Earlier this year, my lovely friend Ciara asked me to help her change a wrap-around dress of hers into a jumpsuit. I’m not particularly good at alterations and modifications, but I was up for a fun lockdown challenge! In the end I did a not-so-fantastic job on the transformation (sorry, Ciara!), but I did become a bit fascinated with the dress-come-jumpsuit’s construction, particularly the way the pockets were incorporated into the belt.

So I rubbed off the blouse part, modified it a bit to my liking, drafted some shorts to add to it and this is the result!

I was so pleased with the process of drafting/pattern hacking and I love the final result. The fabric is a petrol grey thin flowy cotton (in my stash for a while with no memory of where it came from :/ ) and I embroidered some little leaf details onto the yokes. The pocket lining and blouse bias is finished with some turquoise satin lining fabric. I love the combination of the colours!

I have only worn it a few times so far as I don’t know if I am really a jumpsuit person. I thought I would wear it in the summer a bit more but in the end I didn’t turn to it that much. Going to see if I wear it a bit more over the winter with some thick tights. The waist gathers at the back do look a bit ‘crinkly bottom’ in the photo here though – maybe I need to give it a better press!

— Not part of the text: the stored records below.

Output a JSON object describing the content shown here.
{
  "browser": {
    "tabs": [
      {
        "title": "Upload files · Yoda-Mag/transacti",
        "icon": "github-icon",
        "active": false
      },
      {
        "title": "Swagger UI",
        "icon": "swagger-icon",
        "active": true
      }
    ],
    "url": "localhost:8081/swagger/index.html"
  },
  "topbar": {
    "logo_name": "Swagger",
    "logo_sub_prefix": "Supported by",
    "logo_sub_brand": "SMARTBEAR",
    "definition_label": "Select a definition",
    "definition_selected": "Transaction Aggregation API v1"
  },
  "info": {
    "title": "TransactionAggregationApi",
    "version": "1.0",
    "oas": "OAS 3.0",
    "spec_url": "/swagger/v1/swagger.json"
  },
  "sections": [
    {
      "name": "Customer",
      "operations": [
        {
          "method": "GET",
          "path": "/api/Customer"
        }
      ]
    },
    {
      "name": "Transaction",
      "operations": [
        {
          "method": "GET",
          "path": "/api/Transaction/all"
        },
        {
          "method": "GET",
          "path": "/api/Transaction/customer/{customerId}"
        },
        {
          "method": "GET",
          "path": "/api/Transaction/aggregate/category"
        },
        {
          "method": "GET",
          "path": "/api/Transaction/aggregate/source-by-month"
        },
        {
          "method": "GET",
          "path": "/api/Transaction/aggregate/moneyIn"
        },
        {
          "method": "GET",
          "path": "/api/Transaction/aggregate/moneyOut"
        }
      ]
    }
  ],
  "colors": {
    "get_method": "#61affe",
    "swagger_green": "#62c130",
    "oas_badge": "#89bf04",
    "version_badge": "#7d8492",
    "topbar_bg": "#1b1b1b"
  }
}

I enjoy when something inspires you to access the energy/headspace needed for this kind of ‘problem solving’ (or ‘making it up as you go along’) sewing, opposed to sewing something where you know exactly what you are doing, with a tried and tested pattern, for example. Working on this was a slow process over a few weeks (months?) earlier this year when we were still under different restrictions, and even though I didn’t always feel like exercising that part of my sewing brain I was always glad when I did. My plan now is to adapt the pattern a bit to make a dress version based on the bodice cut. Sewing really is engineering and I love it! It’s also great when one item of clothing can act as a source of inspiration and can lead you down an unplanned (garden) path.

p.s. And the plan is to fix Ciara’s original butchered garment and make it into a top! 🙂

 

 

Tartan Army

I’ve written before about my love for the Teahouse Dress pattern from Sew House Seven Patterns, and you can see the dresses I’ve made from it here and here. I had been wanting to sew up this tartan fabric for a while now and the notion took me to use it to make a short version of the Teahouse Dress. Really pleased with the result, even thought the front facing is slightly pulling on the princess seams in so they don’t sit as fully flat as I would like. After some unpicking I got it to sit a bit better.

I think it looks really nice with the black waist ties. I also did that thing of diving into a project without fully thinking if the fabric was appropriate for the pattern. As I was cutting out the pieces I realised I would need to make a big effort to pattern match the tartan fabric as much as possible but it was quite tricky with the princess seams, but I enjoyed trying and I think the result is ok!

As a Scottish person living in another country, I am hesitant to walk around in a tartan dress, but I also love tartan and I’m half Belgian now so I’m allowed to. 🙂

Upcycling my own sewing

I made this dress in 2019 and I never really wore it much. I always found it a bit tight in the armpits! I had some of the fabric left over so this summer I used it to start working on a new bodice style. Then I decided to take the skirt off the original dress and add it to the bodice. And jazz it up with these buttons!

I still don’t looove it so I wonder what this dress will be transformed into in a few years time?